> [Exercise brief]: Everything in the records below should be set down again, word for word.

> [Given data]:
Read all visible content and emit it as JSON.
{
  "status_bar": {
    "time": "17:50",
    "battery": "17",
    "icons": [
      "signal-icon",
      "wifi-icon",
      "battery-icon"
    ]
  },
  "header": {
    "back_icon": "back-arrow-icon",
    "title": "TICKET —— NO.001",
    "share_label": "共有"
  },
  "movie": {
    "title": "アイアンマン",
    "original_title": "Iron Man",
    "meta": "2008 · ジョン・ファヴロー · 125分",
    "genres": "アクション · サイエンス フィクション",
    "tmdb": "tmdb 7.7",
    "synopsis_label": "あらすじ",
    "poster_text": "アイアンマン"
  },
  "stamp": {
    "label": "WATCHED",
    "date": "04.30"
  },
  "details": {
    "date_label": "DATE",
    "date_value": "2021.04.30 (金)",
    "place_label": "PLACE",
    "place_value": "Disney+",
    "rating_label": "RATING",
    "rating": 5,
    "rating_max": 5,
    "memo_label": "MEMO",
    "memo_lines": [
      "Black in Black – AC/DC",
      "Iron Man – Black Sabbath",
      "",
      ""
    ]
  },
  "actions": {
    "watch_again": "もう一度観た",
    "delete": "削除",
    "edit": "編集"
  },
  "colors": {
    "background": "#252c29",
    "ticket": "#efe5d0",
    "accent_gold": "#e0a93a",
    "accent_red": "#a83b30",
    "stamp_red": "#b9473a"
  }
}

> [Task solution]:
Read all visible content and emit it as JSON.
{
  "status_bar": {
    "time": "17:50",
    "battery": "17",
    "icons": [
      "signal-icon",
      "wifi-icon",
      "battery-icon"
    ]
  },
  "header": {
    "back_icon": "back-arrow-icon",
    "title": "TICKET —— NO.001",
    "share_label": "共有"
  },
  "movie": {
    "title": "アイアンマン",
    "original_title": "Iron Man",
    "meta": "2008 · ジョン・ファヴロー · 125分",
    "genres": "アクション · サイエンス フィクション",
    "tmdb": "tmdb 7.7",
    "synopsis_label": "あらすじ",
    "poster_text": "アイアンマン"
  },
  "stamp": {
    "label": "WATCHED",
    "date": "04.30"
  },
  "details": {
    "date_label": "DATE",
    "date_value": "2021.04.30 (金)",
    "place_label": "PLACE",
    "place_value": "Disney+",
    "rating_label": "RATING",
    "rating": 5,
    "rating_max": 5,
    "memo_label": "MEMO",
    "memo_lines": [
      "Black in Black – AC/DC",
      "Iron Man – Black Sabbath",
      "",
      ""
    ]
  },
  "actions": {
    "watch_again": "もう一度観た",
    "delete": "削除",
    "edit": "編集"
  },
  "colors": {
    "background": "#252c29",
    "ticket": "#efe5d0",
    "accent_gold": "#e0a93a",
    "accent_red": "#a83b30",
    "stamp_red": "#b9473a"
  }
}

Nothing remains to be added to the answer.